Importantly, the issue of technology in psychiatry should not detract from the fact that re-analysis of evidence-based medicine data in the area of psychiatry favours a model of relational care rather than specific technological ingredients mediating change required for favourable mental health outcomes.
Jim van Os is Professor of Psychiatric Epidemiology and Chairman of the Division Neuroscience at Utrecht University Medical Centre, Utrecht, The Netherlands, and Visiting Professor of Psychiatric Epidemiology at the Institute of Psychiatry, London, UK. He trained in Psychiatry in Casablanca (Morocco), Bordeaux (France) and finally at the Institute of Psychiatry and the Maudsley/Bethlem Royal Hospital in London (UK) and after his clinical training was awarded a three-year UK Medical Research Council Training Fellowship in Clinical Epidemiology at the London School of Hygiene and Tropical Medicine.
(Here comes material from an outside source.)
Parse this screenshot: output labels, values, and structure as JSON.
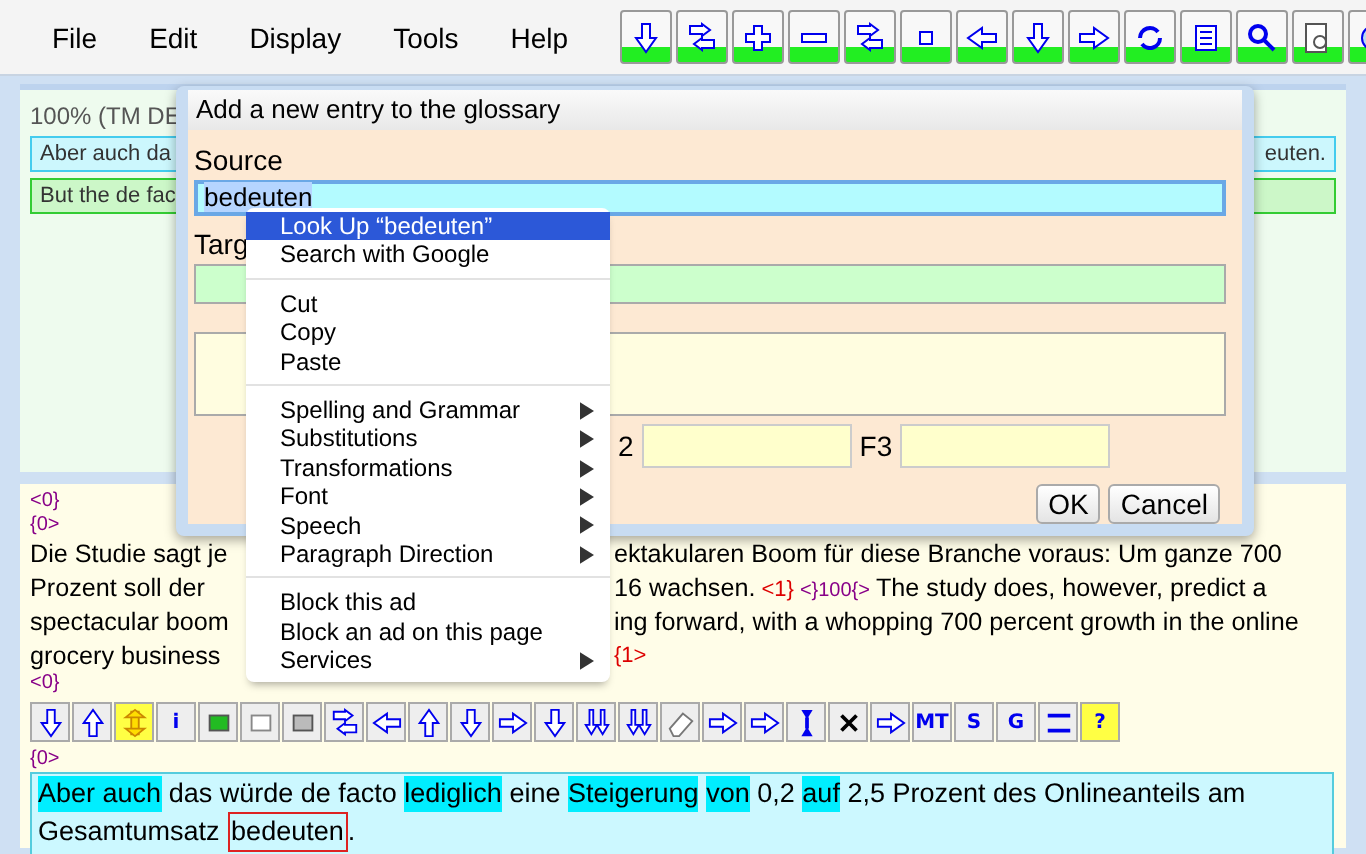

In 1995, he moved to Maastricht University Medical Centre and in 2017 to Utrecht University Medical Centre
He is on the editorial board of European and US psychiatric journals such as Acta Psychiatrica Scandinavica, European Psychiatry, Psychological Medicine, Schizophrenia Research, Schizophrenia Bulletin, Early Intervention in Psychiatry, Epidemiology and Psychiatric Sciences, Psychosis Journal, The Journal of Mental Health and the Journal of Psychiatry and Neurological Sciences. He is also an Academic Editor at PLoS ONE.
In 2011, he was elected member of the Royal Netherlands Academy of Arts and Sciences (KNAW); in 2016 he became a Fellow at King’s College London; he appears since 2014 on the Thomson-Reuter Web of Science list of the worlds’ ‘most influential scientific minds’ of our time.
Over the period 2009-2015, Jim van Os was coordinator of a €12M EU FP7 IP project on gene-environment interactions in schizophrenia, and is also active in clinical gene-environment interaction research in depression and bipolar disorder.
He was a member of the Psychosis Group of the DSM-5 Task Force, and was co-chair of the APA DSM/ICD conference Deconstructing Psychosis.
He leads the Division Neuroscience at Utrecht University Medical Centre and works on the challenge of integrating people-centred care, technology and big data in the area of mental health. One of the areas he is involved in concerns the application of momentary assessment technology, virtual reality and big data analysis in psychiatry.